Shed Hunting: Tips for Finding More

News & Tips: Shed Hunting: Tips for Finding More

Deer antler sheds lying in the snow in a corn fieldWhen deer hunting season is about to wrap up, that signifies the beginning of my annual shed hunt. Word came through today that a big buck was spotted close to home sporting only one antler. They are beginning to drop. Here are some tips to help you find them.

  • Search Where the Bucks Are. Seek areas that show obvious signs of bucks — scrapes and rubs from the fall. Place trail cams in likely spots, both to let you know that bucks are in the area and also to pinpoint the time of drops.

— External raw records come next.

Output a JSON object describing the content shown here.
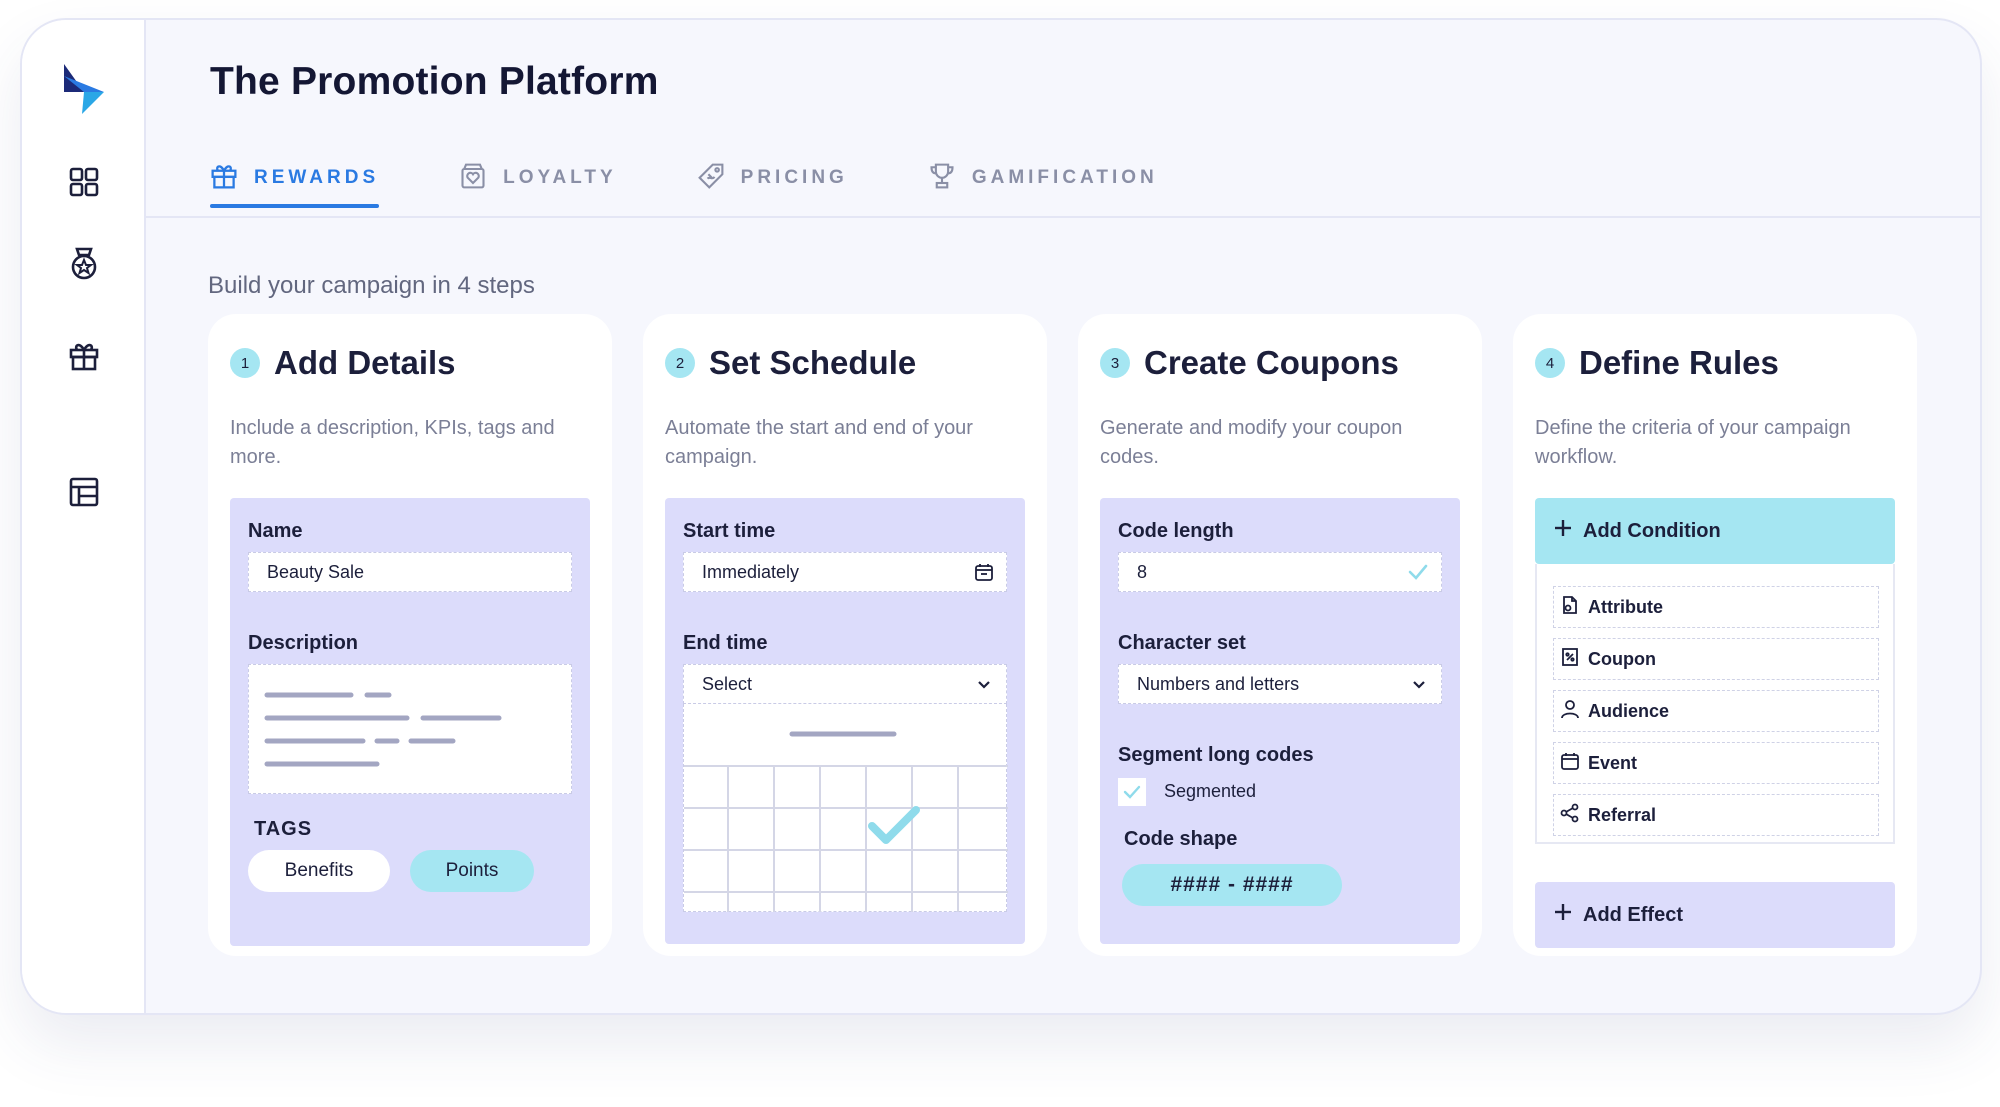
{
  "app": {
    "title": "The Promotion Platform"
  },
  "sidebar": {
    "items": [
      {
        "icon": "dashboard-grid-icon"
      },
      {
        "icon": "medal-icon"
      },
      {
        "icon": "gift-icon"
      },
      {
        "icon": "layout-table-icon"
      }
    ]
  },
  "tabs": [
    {
      "label": "REWARDS",
      "icon": "gift-icon",
      "active": true
    },
    {
      "label": "LOYALTY",
      "icon": "loyalty-box-icon",
      "active": false
    },
    {
      "label": "PRICING",
      "icon": "price-tag-icon",
      "active": false
    },
    {
      "label": "GAMIFICATION",
      "icon": "trophy-icon",
      "active": false
    }
  ],
  "subtitle": "Build your campaign in 4 steps",
  "steps": [
    {
      "number": "1",
      "title": "Add Details",
      "description": "Include a description, KPIs, tags and more.",
      "name_label": "Name",
      "name_value": "Beauty Sale",
      "description_label": "Description",
      "tags_label": "TAGS",
      "tags": [
        "Benefits",
        "Points"
      ]
    },
    {
      "number": "2",
      "title": "Set Schedule",
      "description": "Automate the start and end of your campaign.",
      "start_label": "Start time",
      "start_value": "Immediately",
      "end_label": "End time",
      "end_value": "Select"
    },
    {
      "number": "3",
      "title": "Create Coupons",
      "description": "Generate and modify your coupon codes.",
      "length_label": "Code length",
      "length_value": "8",
      "charset_label": "Character set",
      "charset_value": "Numbers and letters",
      "segment_label": "Segment long codes",
      "segment_option": "Segmented",
      "segment_checked": true,
      "shape_label": "Code shape",
      "shape_value": "#### - ####"
    },
    {
      "number": "4",
      "title": "Define Rules",
      "description": "Define the criteria of your campaign workflow.",
      "add_condition": "Add Condition",
      "conditions": [
        {
          "label": "Attribute",
          "icon": "attribute-icon"
        },
        {
          "label": "Coupon",
          "icon": "coupon-icon"
        },
        {
          "label": "Audience",
          "icon": "user-icon"
        },
        {
          "label": "Event",
          "icon": "calendar-icon"
        },
        {
          "label": "Referral",
          "icon": "share-icon"
        }
      ],
      "add_effect": "Add Effect"
    }
  ],
  "colors": {
    "accent": "#2a7ae2",
    "panel": "#dcdcfb",
    "cyan": "#a5e6f2",
    "text": "#1c1f3b"
  }
}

  • Stick To Trails. Deer will utilize well-worn trails when moving from food source to bedding areas. These paths will cough up a large percentage of sheds.

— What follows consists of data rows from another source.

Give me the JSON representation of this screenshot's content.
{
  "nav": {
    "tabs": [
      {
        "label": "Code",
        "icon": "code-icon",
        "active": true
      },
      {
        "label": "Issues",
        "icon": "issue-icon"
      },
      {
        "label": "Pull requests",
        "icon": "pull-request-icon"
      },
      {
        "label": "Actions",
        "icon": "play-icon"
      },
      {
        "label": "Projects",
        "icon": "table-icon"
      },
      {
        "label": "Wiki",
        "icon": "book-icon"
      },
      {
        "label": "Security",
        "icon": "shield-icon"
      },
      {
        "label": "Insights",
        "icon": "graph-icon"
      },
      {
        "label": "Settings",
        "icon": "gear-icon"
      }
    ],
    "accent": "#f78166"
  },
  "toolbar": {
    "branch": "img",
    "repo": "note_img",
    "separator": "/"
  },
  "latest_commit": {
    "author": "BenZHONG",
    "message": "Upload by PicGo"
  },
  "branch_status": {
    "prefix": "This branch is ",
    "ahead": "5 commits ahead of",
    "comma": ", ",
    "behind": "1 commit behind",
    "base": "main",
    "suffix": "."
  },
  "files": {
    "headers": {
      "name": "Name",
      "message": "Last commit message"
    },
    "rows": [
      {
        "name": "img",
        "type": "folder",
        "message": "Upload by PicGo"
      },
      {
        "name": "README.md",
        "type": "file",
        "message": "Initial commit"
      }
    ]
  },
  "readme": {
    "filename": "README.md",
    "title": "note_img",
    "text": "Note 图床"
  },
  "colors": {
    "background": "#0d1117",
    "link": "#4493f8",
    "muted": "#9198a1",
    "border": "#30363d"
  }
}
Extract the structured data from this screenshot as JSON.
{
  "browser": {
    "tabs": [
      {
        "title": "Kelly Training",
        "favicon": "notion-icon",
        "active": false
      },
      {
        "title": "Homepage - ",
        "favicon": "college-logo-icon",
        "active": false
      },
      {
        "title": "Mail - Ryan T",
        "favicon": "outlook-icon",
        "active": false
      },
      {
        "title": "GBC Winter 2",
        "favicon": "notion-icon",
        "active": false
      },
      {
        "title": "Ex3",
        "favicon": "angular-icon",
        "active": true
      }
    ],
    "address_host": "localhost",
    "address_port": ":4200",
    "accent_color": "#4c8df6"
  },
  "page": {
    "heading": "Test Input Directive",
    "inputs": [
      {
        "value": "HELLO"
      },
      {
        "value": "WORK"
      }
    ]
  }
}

  • Search Deer Yards and Bedrooms. When snow cover is deep, deer will yard up and bed down under the thickest canopy of trees they can find. They will spend a large percentage of their time here over the winter. Many will drop their sheds in this prime location.

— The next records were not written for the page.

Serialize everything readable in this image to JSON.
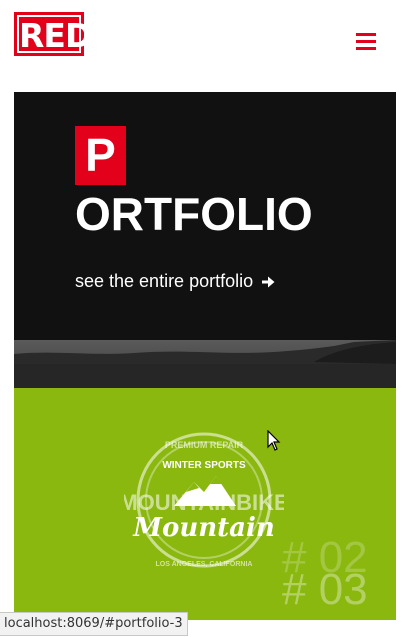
{
  "header": {
    "logo_text": "RED",
    "brand_color": "#e3001b"
  },
  "portfolio": {
    "initial": "P",
    "title_rest": "ORTFOLIO",
    "link_text": "see the entire portfolio",
    "link_icon": "arrow-right-icon"
  },
  "portfolio_item": {
    "badge_top": "PREMIUM REPAIR",
    "badge_sub": "WINTER SPORTS",
    "brand_big": "MOUNTAINBIKE",
    "brand_script": "Mountain",
    "badge_bottom": "LOS ANGELES, CALIFORNIA",
    "number_back": "# 02",
    "number_front": "# 03",
    "accent_color": "#8ab80f"
  },
  "status": {
    "url": "localhost:8069/#portfolio-3"
  }
}
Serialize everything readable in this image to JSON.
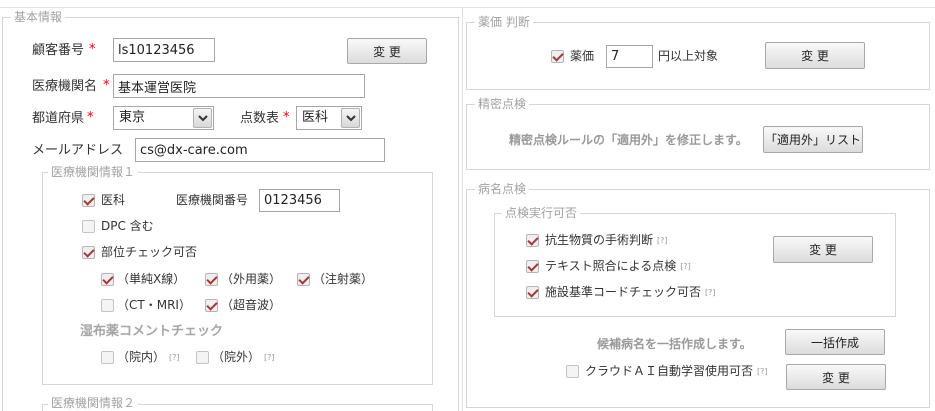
{
  "basic_info": {
    "legend": "基本情報",
    "customer_no": {
      "label": "顧客番号",
      "required": "*",
      "value": "ls10123456"
    },
    "change_button": "変 更",
    "facility_name": {
      "label": "医療機関名",
      "required": "*",
      "value": "基本運営医院"
    },
    "prefecture": {
      "label": "都道府県",
      "required": "*",
      "value": "東京"
    },
    "fee_table": {
      "label": "点数表",
      "required": "*",
      "value": "医科"
    },
    "email": {
      "label": "メールアドレス",
      "value": "cs@dx-care.com"
    },
    "facility_info_1": {
      "legend": "医療機関情報１",
      "medical": {
        "label": "医科",
        "checked": true
      },
      "facility_no": {
        "label": "医療機関番号",
        "value": "0123456"
      },
      "dpc": {
        "label": "DPC 含む",
        "checked": false
      },
      "site_check": {
        "label": "部位チェック可否",
        "checked": true
      },
      "xray": {
        "label": "（単純X線）",
        "checked": true
      },
      "external": {
        "label": "（外用薬）",
        "checked": true
      },
      "injection": {
        "label": "（注射薬）",
        "checked": true
      },
      "ct_mri": {
        "label": "（CT・MRI）",
        "checked": false
      },
      "ultrasound": {
        "label": "（超音波）",
        "checked": true
      },
      "poultice_heading": "湿布薬コメントチェック",
      "inpatient": {
        "label": "（院内）",
        "checked": false,
        "help": "[?]"
      },
      "outpatient": {
        "label": "（院外）",
        "checked": false,
        "help": "[?]"
      }
    },
    "facility_info_2": {
      "legend": "医療機関情報２"
    }
  },
  "drug_price": {
    "legend": "薬価 判断",
    "checkbox_label": "薬価",
    "checked": true,
    "value": "7",
    "suffix": "円以上対象",
    "button": "変 更"
  },
  "precision_check": {
    "legend": "精密点検",
    "description": "精密点検ルールの「適用外」を修正します。",
    "button": "「適用外」リスト"
  },
  "disease_check": {
    "legend": "病名点検",
    "execution": {
      "legend": "点検実行可否",
      "items": [
        {
          "label": "抗生物質の手術判断",
          "checked": true,
          "help": "[?]"
        },
        {
          "label": "テキスト照合による点検",
          "checked": true,
          "help": "[?]"
        },
        {
          "label": "施設基準コードチェック可否",
          "checked": true,
          "help": "[?]"
        }
      ],
      "button": "変 更"
    },
    "bulk": {
      "description": "候補病名を一括作成します。",
      "button": "一括作成"
    },
    "cloud_ai": {
      "label": "クラウドＡＩ自動学習使用可否",
      "checked": false,
      "help": "[?]",
      "button": "変 更"
    }
  },
  "colors": {
    "required": "#e00000",
    "check_mark": "#a33a3a",
    "border": "#d6d6d6"
  }
}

  • Find Obstacles. The likelihood of an antler dropping when a deer jumps over an obstacle is significant. Look for fences, creeks, and fallen trees that are found along heavily traveled trails.
  • Utilize Binoculars. I rely on binoculars to scan open fields. You will increase your finds by bringing a pair along, as well as save time and effort with false alerts from the naked eye.
  • Get an Early Start. I prefer to start my shed hunt early in the season — just after Christmas here in South-Eastern Ontario. You may not find as many, but the drops will be fresh — and will be unmarked due to critters getting to them first.
  • Bring a GPS. I like to track my movements by using a handheld GPS. This allows me to cover an area thoroughly, by making an easy-to-follow grid pattern. This will increase the effectiveness of your hunt greatly.
  • Keep Looking. On average, I hike just over 6 miles for each shed antler I find. Shed hunting takes time and effort, but the rewards are well worth it. Never give up. That next pass you take along a tree line could cough up that bony treasure that will define your season.